Season One, Episode Five — “He In Racist Fire”
By Brandy Dykhuizen. While this episode may have helped Richie take the implausible plunge into even greater depths of unlikability, it did wonders for bringing a handful of interesting but as-yet-underdeveloped characters to the foreground. Jamie has succeeded in inserting herself into a role that would normally be akin to “manager”, but as she’s the one “with tits,” as Kip eloquently pointed out, she could probably be better described as The Nasty Bitz’ handler. Skilled in telling people what they want to hear yet making them do what she wants, Jamie proves smarter and more intuitive than the AR crowd she worked beneath, and her ability to usher in a struggling label’s makeover maneuvers her into a new limbo somewhere above Sandwich Girl but not quite out of the realm of coffee-and-cocaine gopher. It’s not made 100% clear whether Jules is slow to slap a promotion-worthy title on her new responsibilities because corners are being cut or because she is a young woman in an old man’s world — but we get the feeling that she won’t stay still for long.
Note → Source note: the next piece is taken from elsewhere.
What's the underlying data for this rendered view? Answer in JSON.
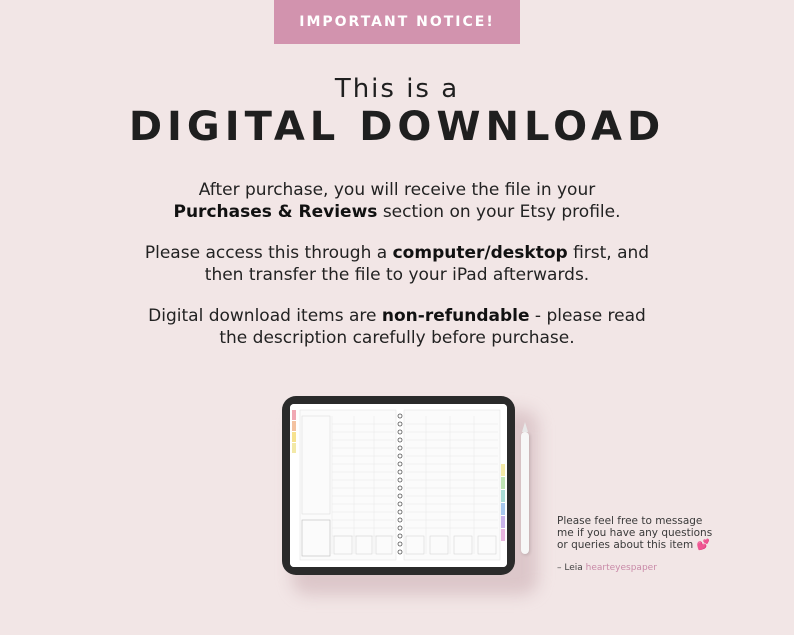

And then there’s Andie, a former American Century employee currently working for the competition, and also on the ascent. She agrees to come back to Richie only if he promises her a stake in the company. Through Andie’s interrogation, we learn that Richie chose Devon over her solely “because [Devon] was more beautiful,” which renders Richie even more of a petulant ass when he attempts to use that beauty in the company’s favor to woo Hannibal into signing.
As any good waif with no mind of her own would do, Devon is fully prepared to play the game to keep the paychecks coming, but Richie’s way of viewing every situation as a personal assault on his ego screws up that deal as well. As much money as Hannibal would have dragged in, Richie is obsessed with transforming American Century into a label full of raw, new talent, and Hannibal doesn’t fit that mold anyways. While the loss of Hannibal may serve as fuel for marital conflict, it probably won’t impact the label too much. Besides, the way this show works it will be all but forgotten by Episode Seven.
WHAT WORKED: When the show gives a signal boost to its minority voices, it really feels like Vinyl is going places. The plethora of racist wisecracks and one-liners have mostly just been used to make the rich white dudes in charge look like complete jerks. At this point, Lester and Hannibal have the upper hand over Richie, and Jamie and Andie are largely unfettered (challenged, yes; but not kept entirely back). While we can’t change the history of the record industry of the 1970s, this isn’t a biopic; it’s a relief to see that Vinyl isn’t entirely beholden to its tunnel vision.
WHAT DIDN’T: Oh, there’s that vaguely murder-related closing scene again, that will inevitably lead nowhere until the series culminates in a finale that ignores everything that’s been happening in the show except the murder, and focuses solely on that.
Richie: “What are you doing up so late?” Sal: “Spoken like a man with a functioning prostate.”
Sal: “We went to that movie.” Richie: “’Enter the Dragon’.” Sal: “Stupid goddamn name for a dragon.” Richie:
“It’s not a name, Pop… forget it.”
“I’m Kip Stevens. Fuck your mom. There’s your bio.” – Kip.
“Close your mouth before I slap you in the throat.” – Mrs. Feinman
BEST MOMENT: Three cheers to Kip for “keeping it real,” even though Richie still has him by the balls. While I still haven’t been won over by Jagger Jr., or even feel like his name can stand on its own yet, Kip’s beautifully naïve response to record label rigamarole and the undignified ass-kissing of a radio DJ tour was refreshing. Of course it meant nothing in the long run, and Richie was able to put him back in his place with the promise of sharing a stage with the New York Dolls, but it’s always comforting to see someone stick it to the man with such sincerity.
EPISODE’S MVP: It’s a toss-up between Jamie and Andie. They seem to be iterations of the same type of character, just in different stages of their careers. Neither of them have so much of a “can-do” attitude as a “just try to fucking stop me” demeanor, and it appears to be paying off well for both of them. Andie has been stagnating in her position just long enough to be intrigued by what Richie might have to offer, and I hope his tumultuous nonsense won’t bring her down to a more emotional level.
BETWEEN THE LINES:
– The musical segments were much smoother in this episode, though in a way that puts them in danger of morphing into a more normal style of soundtrack. A big difference seemed to be a smoother transition in colors, not just sound, so the jump from reality into fantasy was not as jarring as when presented suddenly in backlit velvety maroons and yellows.
– Guess I never noticed before, but the women in this show largely have androgynous names – Jamie, Devon, Andie, etc.
– I applaud this show’s repeated and obvious dislike for Jethro Tull.
– What could possibly be more “Seventies” than fondue and cigarettes for dinner?
7 out of 10
Next: “Cyclone”, soon.
Before: “The Racket”, here.